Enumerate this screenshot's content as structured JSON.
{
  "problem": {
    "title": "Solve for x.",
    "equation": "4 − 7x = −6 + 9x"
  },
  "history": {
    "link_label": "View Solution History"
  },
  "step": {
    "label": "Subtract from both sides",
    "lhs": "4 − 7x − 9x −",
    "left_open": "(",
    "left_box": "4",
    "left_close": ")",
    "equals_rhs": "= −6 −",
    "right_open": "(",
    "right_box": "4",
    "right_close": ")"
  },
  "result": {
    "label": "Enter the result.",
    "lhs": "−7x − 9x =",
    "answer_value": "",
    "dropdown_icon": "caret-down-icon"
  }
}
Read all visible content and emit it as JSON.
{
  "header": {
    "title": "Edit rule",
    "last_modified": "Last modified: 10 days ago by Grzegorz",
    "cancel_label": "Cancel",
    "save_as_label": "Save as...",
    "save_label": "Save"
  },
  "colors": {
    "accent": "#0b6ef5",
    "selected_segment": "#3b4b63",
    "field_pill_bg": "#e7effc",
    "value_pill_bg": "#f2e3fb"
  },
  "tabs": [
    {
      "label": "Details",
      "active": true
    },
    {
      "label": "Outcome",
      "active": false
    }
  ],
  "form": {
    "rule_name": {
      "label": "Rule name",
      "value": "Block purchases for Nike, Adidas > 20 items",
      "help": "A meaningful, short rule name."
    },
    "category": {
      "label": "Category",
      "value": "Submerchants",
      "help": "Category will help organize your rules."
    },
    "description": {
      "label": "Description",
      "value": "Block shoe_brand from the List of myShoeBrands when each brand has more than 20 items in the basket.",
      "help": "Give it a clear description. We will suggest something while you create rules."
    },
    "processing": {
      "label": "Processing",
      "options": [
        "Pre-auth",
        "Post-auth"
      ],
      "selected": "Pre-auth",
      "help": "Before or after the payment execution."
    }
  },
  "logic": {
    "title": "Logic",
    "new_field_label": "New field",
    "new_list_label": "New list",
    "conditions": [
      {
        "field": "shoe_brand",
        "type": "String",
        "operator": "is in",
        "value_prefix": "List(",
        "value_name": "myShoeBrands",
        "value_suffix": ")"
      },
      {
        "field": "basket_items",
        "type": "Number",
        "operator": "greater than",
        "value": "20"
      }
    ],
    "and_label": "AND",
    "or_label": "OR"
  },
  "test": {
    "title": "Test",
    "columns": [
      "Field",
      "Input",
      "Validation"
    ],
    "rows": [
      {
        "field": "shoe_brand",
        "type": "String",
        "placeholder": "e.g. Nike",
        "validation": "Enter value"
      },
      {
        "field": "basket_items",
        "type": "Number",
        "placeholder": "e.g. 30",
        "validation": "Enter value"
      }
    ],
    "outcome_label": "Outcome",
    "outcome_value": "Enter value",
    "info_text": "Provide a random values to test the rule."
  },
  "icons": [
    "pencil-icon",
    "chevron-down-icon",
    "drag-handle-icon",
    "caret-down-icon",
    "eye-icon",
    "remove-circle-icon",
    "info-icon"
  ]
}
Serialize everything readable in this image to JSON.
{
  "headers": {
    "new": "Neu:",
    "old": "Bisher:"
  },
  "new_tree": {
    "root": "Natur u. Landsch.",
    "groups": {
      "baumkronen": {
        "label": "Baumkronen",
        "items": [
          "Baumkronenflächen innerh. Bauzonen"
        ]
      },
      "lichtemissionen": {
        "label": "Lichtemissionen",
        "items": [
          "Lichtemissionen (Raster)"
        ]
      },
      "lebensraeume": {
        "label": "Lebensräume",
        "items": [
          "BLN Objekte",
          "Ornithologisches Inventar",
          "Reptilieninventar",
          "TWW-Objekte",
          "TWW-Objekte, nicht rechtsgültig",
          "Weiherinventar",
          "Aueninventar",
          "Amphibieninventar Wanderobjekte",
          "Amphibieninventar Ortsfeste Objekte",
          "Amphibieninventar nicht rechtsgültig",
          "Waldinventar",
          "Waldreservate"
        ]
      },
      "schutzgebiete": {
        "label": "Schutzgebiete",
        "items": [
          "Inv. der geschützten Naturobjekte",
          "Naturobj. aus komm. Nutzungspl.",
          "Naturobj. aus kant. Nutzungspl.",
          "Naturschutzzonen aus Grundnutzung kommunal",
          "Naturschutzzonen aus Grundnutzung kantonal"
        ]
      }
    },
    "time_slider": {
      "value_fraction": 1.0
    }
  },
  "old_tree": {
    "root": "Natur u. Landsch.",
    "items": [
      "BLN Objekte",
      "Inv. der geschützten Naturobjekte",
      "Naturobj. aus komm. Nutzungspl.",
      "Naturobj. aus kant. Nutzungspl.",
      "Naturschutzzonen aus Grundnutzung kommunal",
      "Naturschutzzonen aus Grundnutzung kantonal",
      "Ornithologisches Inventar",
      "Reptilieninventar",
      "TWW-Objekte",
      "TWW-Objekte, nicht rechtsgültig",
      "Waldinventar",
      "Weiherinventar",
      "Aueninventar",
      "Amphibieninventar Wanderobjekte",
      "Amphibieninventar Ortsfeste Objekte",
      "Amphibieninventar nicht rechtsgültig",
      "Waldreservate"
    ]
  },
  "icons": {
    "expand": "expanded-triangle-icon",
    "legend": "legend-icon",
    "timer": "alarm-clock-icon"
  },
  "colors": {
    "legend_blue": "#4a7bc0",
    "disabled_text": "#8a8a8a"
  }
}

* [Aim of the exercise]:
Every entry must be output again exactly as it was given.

* [Exercise output]:
Enumerate this screenshot's content as structured JSON.
{
  "problem": {
    "title": "Solve for x.",
    "equation": "4 − 7x = −6 + 9x"
  },
  "history": {
    "link_label": "View Solution History"
  },
  "step": {
    "label": "Subtract from both sides",
    "lhs": "4 − 7x − 9x −",
    "left_open": "(",
    "left_box": "4",
    "left_close": ")",
    "equals_rhs": "= −6 −",
    "right_open": "(",
    "right_box": "4",
    "right_close": ")"
  },
  "result": {
    "label": "Enter the result.",
    "lhs": "−7x − 9x =",
    "answer_value": "",
    "dropdown_icon": "caret-down-icon"
  }
}
Read all visible content and emit it as JSON.
{
  "header": {
    "title": "Edit rule",
    "last_modified": "Last modified: 10 days ago by Grzegorz",
    "cancel_label": "Cancel",
    "save_as_label": "Save as...",
    "save_label": "Save"
  },
  "colors": {
    "accent": "#0b6ef5",
    "selected_segment": "#3b4b63",
    "field_pill_bg": "#e7effc",
    "value_pill_bg": "#f2e3fb"
  },
  "tabs": [
    {
      "label": "Details",
      "active": true
    },
    {
      "label": "Outcome",
      "active": false
    }
  ],
  "form": {
    "rule_name": {
      "label": "Rule name",
      "value": "Block purchases for Nike, Adidas > 20 items",
      "help": "A meaningful, short rule name."
    },
    "category": {
      "label": "Category",
      "value": "Submerchants",
      "help": "Category will help organize your rules."
    },
    "description": {
      "label": "Description",
      "value": "Block shoe_brand from the List of myShoeBrands when each brand has more than 20 items in the basket.",
      "help": "Give it a clear description. We will suggest something while you create rules."
    },
    "processing": {
      "label": "Processing",
      "options": [
        "Pre-auth",
        "Post-auth"
      ],
      "selected": "Pre-auth",
      "help": "Before or after the payment execution."
    }
  },
  "logic": {
    "title": "Logic",
    "new_field_label": "New field",
    "new_list_label": "New list",
    "conditions": [
      {
        "field": "shoe_brand",
        "type": "String",
        "operator": "is in",
        "value_prefix": "List(",
        "value_name": "myShoeBrands",
        "value_suffix": ")"
      },
      {
        "field": "basket_items",
        "type": "Number",
        "operator": "greater than",
        "value": "20"
      }
    ],
    "and_label": "AND",
    "or_label": "OR"
  },
  "test": {
    "title": "Test",
    "columns": [
      "Field",
      "Input",
      "Validation"
    ],
    "rows": [
      {
        "field": "shoe_brand",
        "type": "String",
        "placeholder": "e.g. Nike",
        "validation": "Enter value"
      },
      {
        "field": "basket_items",
        "type": "Number",
        "placeholder": "e.g. 30",
        "validation": "Enter value"
      }
    ],
    "outcome_label": "Outcome",
    "outcome_value": "Enter value",
    "info_text": "Provide a random values to test the rule."
  },
  "icons": [
    "pencil-icon",
    "chevron-down-icon",
    "drag-handle-icon",
    "caret-down-icon",
    "eye-icon",
    "remove-circle-icon",
    "info-icon"
  ]
}
Serialize everything readable in this image to JSON.
{
  "headers": {
    "new": "Neu:",
    "old": "Bisher:"
  },
  "new_tree": {
    "root": "Natur u. Landsch.",
    "groups": {
      "baumkronen": {
        "label": "Baumkronen",
        "items": [
          "Baumkronenflächen innerh. Bauzonen"
        ]
      },
      "lichtemissionen": {
        "label": "Lichtemissionen",
        "items": [
          "Lichtemissionen (Raster)"
        ]
      },
      "lebensraeume": {
        "label": "Lebensräume",
        "items": [
          "BLN Objekte",
          "Ornithologisches Inventar",
          "Reptilieninventar",
          "TWW-Objekte",
          "TWW-Objekte, nicht rechtsgültig",
          "Weiherinventar",
          "Aueninventar",
          "Amphibieninventar Wanderobjekte",
          "Amphibieninventar Ortsfeste Objekte",
          "Amphibieninventar nicht rechtsgültig",
          "Waldinventar",
          "Waldreservate"
        ]
      },
      "schutzgebiete": {
        "label": "Schutzgebiete",
        "items": [
          "Inv. der geschützten Naturobjekte",
          "Naturobj. aus komm. Nutzungspl.",
          "Naturobj. aus kant. Nutzungspl.",
          "Naturschutzzonen aus Grundnutzung kommunal",
          "Naturschutzzonen aus Grundnutzung kantonal"
        ]
      }
    },
    "time_slider": {
      "value_fraction": 1.0
    }
  },
  "old_tree": {
    "root": "Natur u. Landsch.",
    "items": [
      "BLN Objekte",
      "Inv. der geschützten Naturobjekte",
      "Naturobj. aus komm. Nutzungspl.",
      "Naturobj. aus kant. Nutzungspl.",
      "Naturschutzzonen aus Grundnutzung kommunal",
      "Naturschutzzonen aus Grundnutzung kantonal",
      "Ornithologisches Inventar",
      "Reptilieninventar",
      "TWW-Objekte",
      "TWW-Objekte, nicht rechtsgültig",
      "Waldinventar",
      "Weiherinventar",
      "Aueninventar",
      "Amphibieninventar Wanderobjekte",
      "Amphibieninventar Ortsfeste Objekte",
      "Amphibieninventar nicht rechtsgültig",
      "Waldreservate"
    ]
  },
  "icons": {
    "expand": "expanded-triangle-icon",
    "legend": "legend-icon",
    "timer": "alarm-clock-icon"
  },
  "colors": {
    "legend_blue": "#4a7bc0",
    "disabled_text": "#8a8a8a"
  }
}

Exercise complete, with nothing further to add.